American Airlines has so far canceled nearly 3,000 flights this week due to wiring inspections, stranding a quarter of a million passengers.
When it comes to flying, safety is paramount, but it seems that the wiring problem isn't critical. So naturally, some people are asking why the mass grounding:
But were wiring concerns serious enough to warrant such massive cancellations? Should the airlines have inconvenienced so many people at once? Was the flying public's safety actually at risk? [...]
American is reinspecting its planes after securing the wire bundles a quarter of an inch too far apart. Delta found it had an issue with the protective sleeving it was supposed to have wrapped around a certain part of the wire bundles. [...]
John Eakin, aviation safety consultant and president of Air Data Research in Helotes, Texas, spent this week looking over the reports issued in the years before 2006 that prompted the FAA to issue the requirement in the first place.
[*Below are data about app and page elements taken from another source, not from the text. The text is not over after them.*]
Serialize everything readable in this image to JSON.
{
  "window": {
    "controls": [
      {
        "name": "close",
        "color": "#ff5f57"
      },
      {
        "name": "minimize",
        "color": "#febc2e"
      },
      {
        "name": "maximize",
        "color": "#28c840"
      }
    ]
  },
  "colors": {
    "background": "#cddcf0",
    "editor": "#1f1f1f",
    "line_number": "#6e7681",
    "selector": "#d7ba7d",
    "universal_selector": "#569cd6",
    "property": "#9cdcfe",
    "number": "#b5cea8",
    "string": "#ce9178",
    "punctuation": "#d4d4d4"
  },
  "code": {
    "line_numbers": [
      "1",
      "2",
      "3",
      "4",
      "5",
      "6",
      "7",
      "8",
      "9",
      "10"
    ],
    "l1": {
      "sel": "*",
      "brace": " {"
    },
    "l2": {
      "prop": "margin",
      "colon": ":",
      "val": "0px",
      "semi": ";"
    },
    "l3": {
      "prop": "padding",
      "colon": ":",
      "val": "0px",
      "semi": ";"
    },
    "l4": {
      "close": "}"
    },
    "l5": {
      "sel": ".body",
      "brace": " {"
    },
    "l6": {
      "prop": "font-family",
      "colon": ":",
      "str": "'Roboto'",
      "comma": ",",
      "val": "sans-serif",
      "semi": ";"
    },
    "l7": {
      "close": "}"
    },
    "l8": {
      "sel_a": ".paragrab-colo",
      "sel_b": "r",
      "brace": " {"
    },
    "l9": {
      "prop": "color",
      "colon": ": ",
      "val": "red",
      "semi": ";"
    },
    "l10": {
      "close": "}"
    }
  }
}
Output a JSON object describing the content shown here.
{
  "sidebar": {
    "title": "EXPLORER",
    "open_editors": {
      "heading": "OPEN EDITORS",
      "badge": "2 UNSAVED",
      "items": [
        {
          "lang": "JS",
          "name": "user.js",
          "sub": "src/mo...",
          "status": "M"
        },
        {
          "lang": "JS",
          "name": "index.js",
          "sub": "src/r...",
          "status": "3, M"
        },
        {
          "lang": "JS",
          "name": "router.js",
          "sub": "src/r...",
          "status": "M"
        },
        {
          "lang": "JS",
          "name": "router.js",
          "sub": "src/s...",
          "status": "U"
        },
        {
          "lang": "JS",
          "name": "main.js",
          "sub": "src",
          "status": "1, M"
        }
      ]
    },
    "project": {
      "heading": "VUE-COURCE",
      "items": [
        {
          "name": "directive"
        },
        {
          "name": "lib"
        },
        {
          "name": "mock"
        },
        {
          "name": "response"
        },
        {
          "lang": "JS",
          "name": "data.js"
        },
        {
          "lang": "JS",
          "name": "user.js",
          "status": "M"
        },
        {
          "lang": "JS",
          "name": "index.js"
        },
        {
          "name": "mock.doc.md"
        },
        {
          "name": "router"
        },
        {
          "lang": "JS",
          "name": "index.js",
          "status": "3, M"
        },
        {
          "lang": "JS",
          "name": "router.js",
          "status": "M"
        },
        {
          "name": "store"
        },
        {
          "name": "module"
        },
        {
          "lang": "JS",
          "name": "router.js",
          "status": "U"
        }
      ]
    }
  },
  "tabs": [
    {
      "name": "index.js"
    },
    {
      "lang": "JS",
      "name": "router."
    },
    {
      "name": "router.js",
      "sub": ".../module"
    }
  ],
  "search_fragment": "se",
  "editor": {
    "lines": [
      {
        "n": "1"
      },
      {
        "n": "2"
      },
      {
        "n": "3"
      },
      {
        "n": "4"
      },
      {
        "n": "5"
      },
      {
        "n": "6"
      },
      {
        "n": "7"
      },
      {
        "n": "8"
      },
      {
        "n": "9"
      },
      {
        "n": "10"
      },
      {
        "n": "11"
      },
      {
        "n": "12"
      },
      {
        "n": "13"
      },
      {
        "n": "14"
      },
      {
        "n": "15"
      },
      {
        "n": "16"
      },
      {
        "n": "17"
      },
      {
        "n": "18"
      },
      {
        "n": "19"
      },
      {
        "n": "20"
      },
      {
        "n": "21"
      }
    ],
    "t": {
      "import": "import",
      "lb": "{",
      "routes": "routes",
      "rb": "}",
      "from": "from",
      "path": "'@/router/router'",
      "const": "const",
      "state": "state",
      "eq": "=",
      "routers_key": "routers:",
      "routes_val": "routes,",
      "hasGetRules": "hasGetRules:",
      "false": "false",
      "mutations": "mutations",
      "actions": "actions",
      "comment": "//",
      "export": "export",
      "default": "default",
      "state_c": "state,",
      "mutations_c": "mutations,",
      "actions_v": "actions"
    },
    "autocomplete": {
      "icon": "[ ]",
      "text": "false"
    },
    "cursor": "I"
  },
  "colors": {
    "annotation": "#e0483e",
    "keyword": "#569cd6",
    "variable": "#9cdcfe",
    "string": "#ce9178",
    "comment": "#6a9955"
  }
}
The reports were not serious enough a problem to prompt this week's mass cancellations, Eakin said.
"What I see is just routine stuff," said Eakin, who has worked as a pilot and mechanic for 40 years. "I don't have any sense that there was any imminent danger of the airplane falling out of the sky, if you will. That's not to say that it couldn't. Obviously, someone along the way has determined that this has the potential to cause serious damage."
"I would think that if it was likely to cause a problem, they wouldn't have taken six or seven or eight years to do the paperwork," Eakin said.
If you're one of the passengers inconvenienced, I feel your pain. I used to travel by air a great deal (internationally and domestically), and I've never had much problem - until I traveled with American Airlines (why? I'll tell you in the comment).